▶ **What this task involves**
Could you repeat the records below exactly, leaving the pictures out?

Website and app data records

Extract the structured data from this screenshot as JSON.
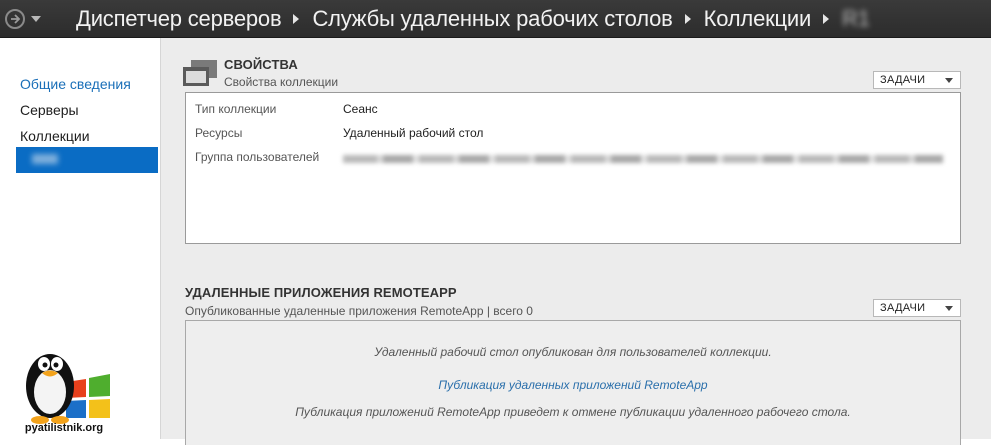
{
  "header": {
    "breadcrumbs": [
      "Диспетчер серверов",
      "Службы удаленных рабочих столов",
      "Коллекции"
    ],
    "last_crumb": "R1"
  },
  "sidebar": {
    "items": [
      {
        "label": "Общие сведения",
        "active": true
      },
      {
        "label": "Серверы",
        "active": false
      },
      {
        "label": "Коллекции",
        "active": false
      }
    ],
    "selected_item_label": "",
    "accent": "#0a6cc4"
  },
  "logo": {
    "text": "pyatilistnik.org"
  },
  "properties": {
    "title": "СВОЙСТВА",
    "subtitle": "Свойства коллекции",
    "tasks_label": "ЗАДАЧИ",
    "rows": [
      {
        "label": "Тип коллекции",
        "value": "Сеанс"
      },
      {
        "label": "Ресурсы",
        "value": "Удаленный рабочий стол"
      },
      {
        "label": "Группа пользователей",
        "value": ""
      }
    ]
  },
  "remoteapp": {
    "title": "УДАЛЕННЫЕ ПРИЛОЖЕНИЯ REMOTEAPP",
    "subtitle": "Опубликованные удаленные приложения RemoteApp | всего 0",
    "tasks_label": "ЗАДАЧИ",
    "message": "Удаленный рабочий стол опубликован для пользователей коллекции.",
    "link": "Публикация удаленных приложений RemoteApp",
    "note": "Публикация приложений RemoteApp приведет к отмене публикации удаленного рабочего стола."
  },
  "colors": {
    "link": "#2a6fab",
    "header_bg": "#2f2f2f"
  }
}
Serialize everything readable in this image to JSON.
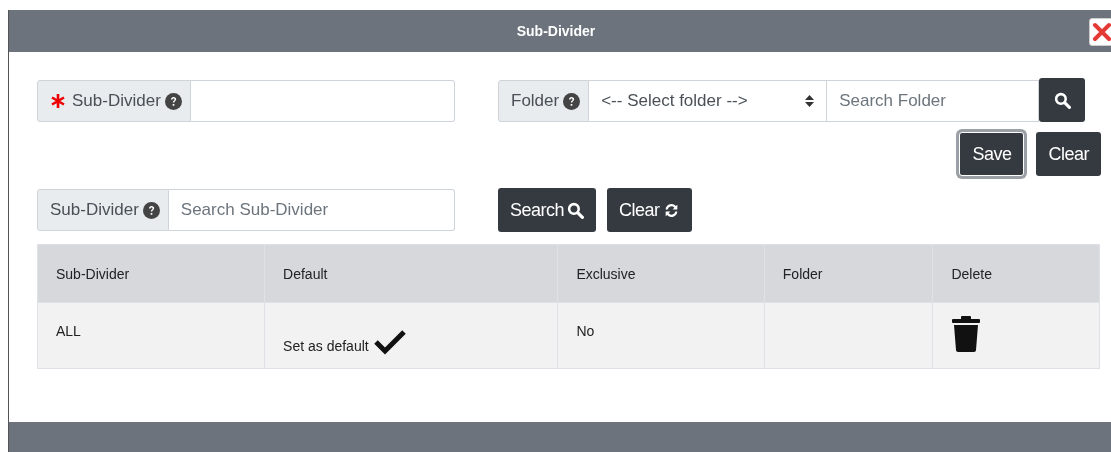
{
  "dialog": {
    "title": "Sub-Divider"
  },
  "form": {
    "name_field": {
      "label": "Sub-Divider",
      "required": true
    },
    "folder_field": {
      "label": "Folder",
      "select": "<-- Select folder -->",
      "placeholder": "Search Folder"
    },
    "actions": [
      {
        "label": "Save",
        "focused": true
      },
      {
        "label": "Clear",
        "focused": false
      }
    ]
  },
  "search": {
    "label": "Sub-Divider",
    "placeholder": "Search Sub-Divider",
    "buttons": [
      {
        "label": "Search",
        "kind": "search"
      },
      {
        "label": "Clear",
        "kind": "refresh"
      }
    ]
  },
  "table": {
    "columns": [
      "Sub-Divider",
      "Default",
      "Exclusive",
      "Folder",
      "Delete"
    ],
    "rows": [
      {
        "sub_divider": "ALL",
        "default": "Set as default",
        "is_default": true,
        "exclusive": "No"
      }
    ]
  }
}
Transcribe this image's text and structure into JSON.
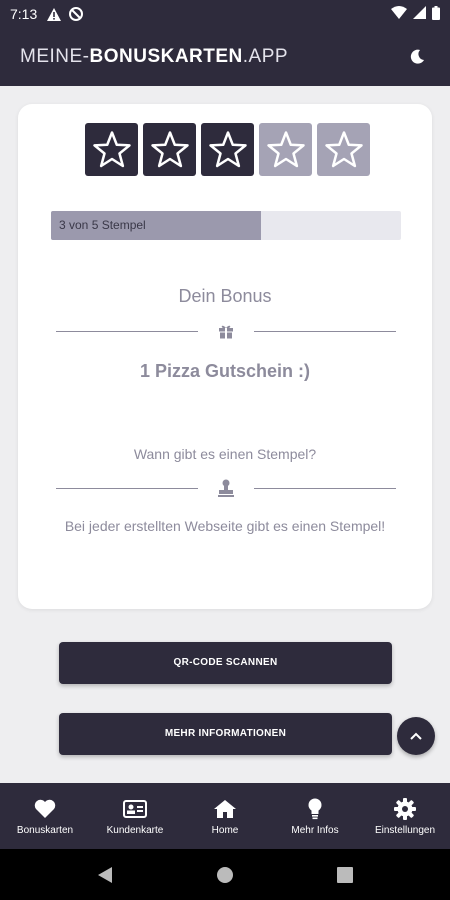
{
  "status_bar": {
    "time": "7:13",
    "icons": [
      "warning-icon",
      "blocked-icon",
      "wifi-icon",
      "signal-icon",
      "battery-icon"
    ]
  },
  "header": {
    "brand_prefix": "MEINE-",
    "brand_bold": "BONUSKARTEN",
    "brand_suffix": ".APP",
    "theme_toggle_icon": "moon-icon"
  },
  "card": {
    "stamps": {
      "filled": 3,
      "total": 5
    },
    "progress": {
      "label": "3 von 5 Stempel",
      "fraction": 0.6
    },
    "bonus_title": "Dein Bonus",
    "bonus_value": "1 Pizza Gutschein :)",
    "question": "Wann gibt es einen Stempel?",
    "answer": "Bei jeder erstellten Webseite gibt es einen Stempel!"
  },
  "buttons": {
    "scan": "QR-CODE SCANNEN",
    "info": "MEHR INFORMATIONEN"
  },
  "bottom_nav": {
    "items": [
      {
        "label": "Bonuskarten",
        "icon": "heart-icon"
      },
      {
        "label": "Kundenkarte",
        "icon": "id-card-icon"
      },
      {
        "label": "Home",
        "icon": "home-icon"
      },
      {
        "label": "Mehr Infos",
        "icon": "lightbulb-icon"
      },
      {
        "label": "Einstellungen",
        "icon": "gear-icon"
      }
    ]
  },
  "colors": {
    "primary": "#2e2b3c",
    "muted": "#8d8b9c",
    "star_empty": "#a5a3b5",
    "progress_fill": "#9b99ad"
  }
}
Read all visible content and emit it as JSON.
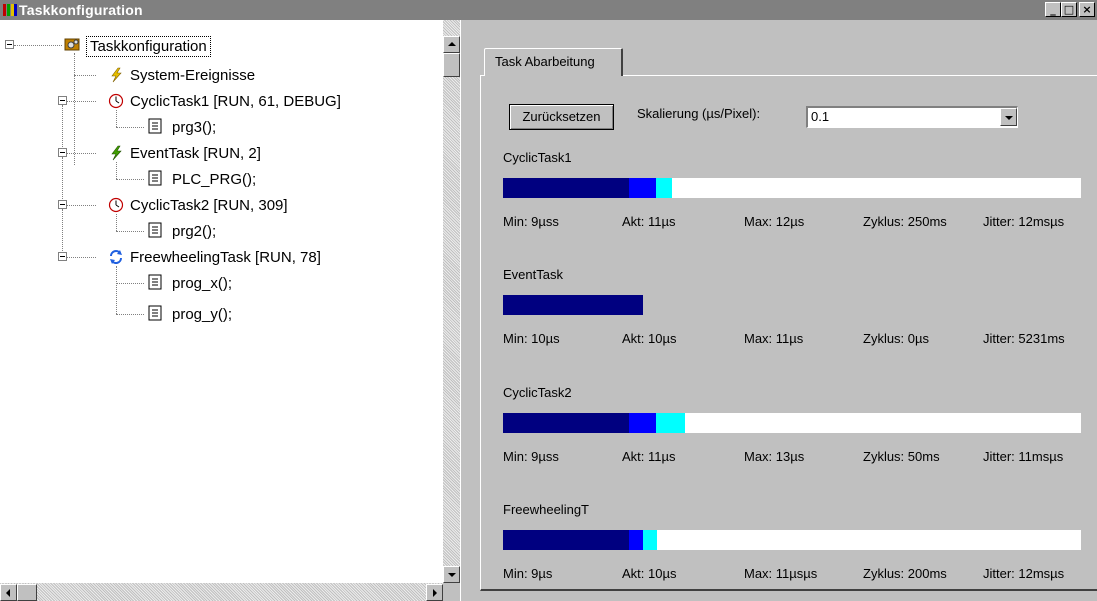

▶ **Written solution**
Extract the structured data from this screenshot as JSON.
{
  "header": {
    "breadcrumbs": [
      "Диспетчер серверов",
      "Службы удаленных рабочих столов",
      "Коллекции"
    ],
    "last_crumb": "R1"
  },
  "sidebar": {
    "items": [
      {
        "label": "Общие сведения",
        "active": true
      },
      {
        "label": "Серверы",
        "active": false
      },
      {
        "label": "Коллекции",
        "active": false
      }
    ],
    "selected_item_label": "",
    "accent": "#0a6cc4"
  },
  "logo": {
    "text": "pyatilistnik.org"
  },
  "properties": {
    "title": "СВОЙСТВА",
    "subtitle": "Свойства коллекции",
    "tasks_label": "ЗАДАЧИ",
    "rows": [
      {
        "label": "Тип коллекции",
        "value": "Сеанс"
      },
      {
        "label": "Ресурсы",
        "value": "Удаленный рабочий стол"
      },
      {
        "label": "Группа пользователей",
        "value": ""
      }
    ]
  },
  "remoteapp": {
    "title": "УДАЛЕННЫЕ ПРИЛОЖЕНИЯ REMOTEAPP",
    "subtitle": "Опубликованные удаленные приложения RemoteApp | всего 0",
    "tasks_label": "ЗАДАЧИ",
    "message": "Удаленный рабочий стол опубликован для пользователей коллекции.",
    "link": "Публикация удаленных приложений RemoteApp",
    "note": "Публикация приложений RemoteApp приведет к отмене публикации удаленного рабочего стола."
  },
  "colors": {
    "link": "#2a6fab",
    "header_bg": "#2f2f2f"
  }
}
Serialize everything readable in this image to JSON.
{
  "dialog": {
    "title": "Sub-Divider"
  },
  "form": {
    "name_field": {
      "label": "Sub-Divider",
      "required": true
    },
    "folder_field": {
      "label": "Folder",
      "select": "<-- Select folder -->",
      "placeholder": "Search Folder"
    },
    "actions": [
      {
        "label": "Save",
        "focused": true
      },
      {
        "label": "Clear",
        "focused": false
      }
    ]
  },
  "search": {
    "label": "Sub-Divider",
    "placeholder": "Search Sub-Divider",
    "buttons": [
      {
        "label": "Search",
        "kind": "search"
      },
      {
        "label": "Clear",
        "kind": "refresh"
      }
    ]
  },
  "table": {
    "columns": [
      "Sub-Divider",
      "Default",
      "Exclusive",
      "Folder",
      "Delete"
    ],
    "rows": [
      {
        "sub_divider": "ALL",
        "default": "Set as default",
        "is_default": true,
        "exclusive": "No"
      }
    ]
  }
}
Transcribe this image's text and structure into JSON.
{
  "status_bar": {
    "time": "7:13",
    "icons": [
      "warning-icon",
      "blocked-icon",
      "wifi-icon",
      "signal-icon",
      "battery-icon"
    ]
  },
  "header": {
    "brand_prefix": "MEINE-",
    "brand_bold": "BONUSKARTEN",
    "brand_suffix": ".APP",
    "theme_toggle_icon": "moon-icon"
  },
  "card": {
    "stamps": {
      "filled": 3,
      "total": 5
    },
    "progress": {
      "label": "3 von 5 Stempel",
      "fraction": 0.6
    },
    "bonus_title": "Dein Bonus",
    "bonus_value": "1 Pizza Gutschein :)",
    "question": "Wann gibt es einen Stempel?",
    "answer": "Bei jeder erstellten Webseite gibt es einen Stempel!"
  },
  "buttons": {
    "scan": "QR-CODE SCANNEN",
    "info": "MEHR INFORMATIONEN"
  },
  "bottom_nav": {
    "items": [
      {
        "label": "Bonuskarten",
        "icon": "heart-icon"
      },
      {
        "label": "Kundenkarte",
        "icon": "id-card-icon"
      },
      {
        "label": "Home",
        "icon": "home-icon"
      },
      {
        "label": "Mehr Infos",
        "icon": "lightbulb-icon"
      },
      {
        "label": "Einstellungen",
        "icon": "gear-icon"
      }
    ]
  },
  "colors": {
    "primary": "#2e2b3c",
    "muted": "#8d8b9c",
    "star_empty": "#a5a3b5",
    "progress_fill": "#9b99ad"
  }
}
Read all visible content and emit it as JSON.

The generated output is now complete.